- Problem statement -
From start to end of the material below, restate each line exactly.

- Data -
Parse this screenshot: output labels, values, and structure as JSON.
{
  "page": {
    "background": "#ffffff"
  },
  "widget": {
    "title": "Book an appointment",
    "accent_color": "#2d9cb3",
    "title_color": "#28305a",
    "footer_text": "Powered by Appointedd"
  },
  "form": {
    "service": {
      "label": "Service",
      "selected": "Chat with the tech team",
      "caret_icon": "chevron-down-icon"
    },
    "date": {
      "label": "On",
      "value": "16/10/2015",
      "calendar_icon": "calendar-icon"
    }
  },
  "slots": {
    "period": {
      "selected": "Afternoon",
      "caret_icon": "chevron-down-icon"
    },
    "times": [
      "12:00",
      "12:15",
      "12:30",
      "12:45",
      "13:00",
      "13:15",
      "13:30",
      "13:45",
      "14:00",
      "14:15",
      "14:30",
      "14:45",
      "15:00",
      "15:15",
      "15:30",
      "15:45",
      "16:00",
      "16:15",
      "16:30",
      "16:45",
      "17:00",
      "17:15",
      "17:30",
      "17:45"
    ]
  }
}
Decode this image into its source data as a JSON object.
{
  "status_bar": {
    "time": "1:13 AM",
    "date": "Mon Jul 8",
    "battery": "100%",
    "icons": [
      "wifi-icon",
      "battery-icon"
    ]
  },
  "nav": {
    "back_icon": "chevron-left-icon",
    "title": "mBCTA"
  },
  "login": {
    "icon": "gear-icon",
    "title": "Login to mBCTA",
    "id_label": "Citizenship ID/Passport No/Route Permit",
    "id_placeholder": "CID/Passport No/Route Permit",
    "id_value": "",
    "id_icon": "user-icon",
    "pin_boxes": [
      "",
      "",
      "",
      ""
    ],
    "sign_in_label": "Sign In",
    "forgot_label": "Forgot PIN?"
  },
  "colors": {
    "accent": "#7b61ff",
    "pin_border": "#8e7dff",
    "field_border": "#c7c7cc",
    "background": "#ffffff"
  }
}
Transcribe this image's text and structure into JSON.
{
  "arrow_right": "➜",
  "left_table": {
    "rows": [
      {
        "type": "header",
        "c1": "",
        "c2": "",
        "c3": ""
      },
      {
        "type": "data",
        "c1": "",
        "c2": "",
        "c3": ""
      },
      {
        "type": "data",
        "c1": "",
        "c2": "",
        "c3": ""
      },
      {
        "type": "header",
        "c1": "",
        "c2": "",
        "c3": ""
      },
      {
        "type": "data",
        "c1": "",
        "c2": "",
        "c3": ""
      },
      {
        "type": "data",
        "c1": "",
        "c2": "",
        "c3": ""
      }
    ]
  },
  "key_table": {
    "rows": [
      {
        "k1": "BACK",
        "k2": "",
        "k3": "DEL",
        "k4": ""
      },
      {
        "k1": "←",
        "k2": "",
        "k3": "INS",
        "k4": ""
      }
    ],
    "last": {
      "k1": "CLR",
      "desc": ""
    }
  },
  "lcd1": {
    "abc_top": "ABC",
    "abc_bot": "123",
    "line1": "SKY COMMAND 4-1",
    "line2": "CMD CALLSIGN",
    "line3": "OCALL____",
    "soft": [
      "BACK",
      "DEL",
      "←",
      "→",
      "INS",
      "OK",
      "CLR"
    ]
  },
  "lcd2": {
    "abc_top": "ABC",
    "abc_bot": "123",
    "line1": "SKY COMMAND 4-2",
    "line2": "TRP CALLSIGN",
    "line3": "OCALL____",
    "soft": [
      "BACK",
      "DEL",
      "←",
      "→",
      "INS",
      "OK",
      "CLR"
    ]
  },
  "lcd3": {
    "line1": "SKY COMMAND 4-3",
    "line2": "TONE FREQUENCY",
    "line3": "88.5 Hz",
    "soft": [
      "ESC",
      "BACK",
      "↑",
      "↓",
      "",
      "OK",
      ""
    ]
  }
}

- Task response -
Parse this screenshot: output labels, values, and structure as JSON.
{
  "page": {
    "background": "#ffffff"
  },
  "widget": {
    "title": "Book an appointment",
    "accent_color": "#2d9cb3",
    "title_color": "#28305a",
    "footer_text": "Powered by Appointedd"
  },
  "form": {
    "service": {
      "label": "Service",
      "selected": "Chat with the tech team",
      "caret_icon": "chevron-down-icon"
    },
    "date": {
      "label": "On",
      "value": "16/10/2015",
      "calendar_icon": "calendar-icon"
    }
  },
  "slots": {
    "period": {
      "selected": "Afternoon",
      "caret_icon": "chevron-down-icon"
    },
    "times": [
      "12:00",
      "12:15",
      "12:30",
      "12:45",
      "13:00",
      "13:15",
      "13:30",
      "13:45",
      "14:00",
      "14:15",
      "14:30",
      "14:45",
      "15:00",
      "15:15",
      "15:30",
      "15:45",
      "16:00",
      "16:15",
      "16:30",
      "16:45",
      "17:00",
      "17:15",
      "17:30",
      "17:45"
    ]
  }
}
Decode this image into its source data as a JSON object.
{
  "status_bar": {
    "time": "1:13 AM",
    "date": "Mon Jul 8",
    "battery": "100%",
    "icons": [
      "wifi-icon",
      "battery-icon"
    ]
  },
  "nav": {
    "back_icon": "chevron-left-icon",
    "title": "mBCTA"
  },
  "login": {
    "icon": "gear-icon",
    "title": "Login to mBCTA",
    "id_label": "Citizenship ID/Passport No/Route Permit",
    "id_placeholder": "CID/Passport No/Route Permit",
    "id_value": "",
    "id_icon": "user-icon",
    "pin_boxes": [
      "",
      "",
      "",
      ""
    ],
    "sign_in_label": "Sign In",
    "forgot_label": "Forgot PIN?"
  },
  "colors": {
    "accent": "#7b61ff",
    "pin_border": "#8e7dff",
    "field_border": "#c7c7cc",
    "background": "#ffffff"
  }
}
Transcribe this image's text and structure into JSON.
{
  "arrow_right": "➜",
  "left_table": {
    "rows": [
      {
        "type": "header",
        "c1": "",
        "c2": "",
        "c3": ""
      },
      {
        "type": "data",
        "c1": "",
        "c2": "",
        "c3": ""
      },
      {
        "type": "data",
        "c1": "",
        "c2": "",
        "c3": ""
      },
      {
        "type": "header",
        "c1": "",
        "c2": "",
        "c3": ""
      },
      {
        "type": "data",
        "c1": "",
        "c2": "",
        "c3": ""
      },
      {
        "type": "data",
        "c1": "",
        "c2": "",
        "c3": ""
      }
    ]
  },
  "key_table": {
    "rows": [
      {
        "k1": "BACK",
        "k2": "",
        "k3": "DEL",
        "k4": ""
      },
      {
        "k1": "←",
        "k2": "",
        "k3": "INS",
        "k4": ""
      }
    ],
    "last": {
      "k1": "CLR",
      "desc": ""
    }
  },
  "lcd1": {
    "abc_top": "ABC",
    "abc_bot": "123",
    "line1": "SKY COMMAND 4-1",
    "line2": "CMD CALLSIGN",
    "line3": "OCALL____",
    "soft": [
      "BACK",
      "DEL",
      "←",
      "→",
      "INS",
      "OK",
      "CLR"
    ]
  },
  "lcd2": {
    "abc_top": "ABC",
    "abc_bot": "123",
    "line1": "SKY COMMAND 4-2",
    "line2": "TRP CALLSIGN",
    "line3": "OCALL____",
    "soft": [
      "BACK",
      "DEL",
      "←",
      "→",
      "INS",
      "OK",
      "CLR"
    ]
  },
  "lcd3": {
    "line1": "SKY COMMAND 4-3",
    "line2": "TONE FREQUENCY",
    "line3": "88.5 Hz",
    "soft": [
      "ESC",
      "BACK",
      "↑",
      "↓",
      "",
      "OK",
      ""
    ]
  }
}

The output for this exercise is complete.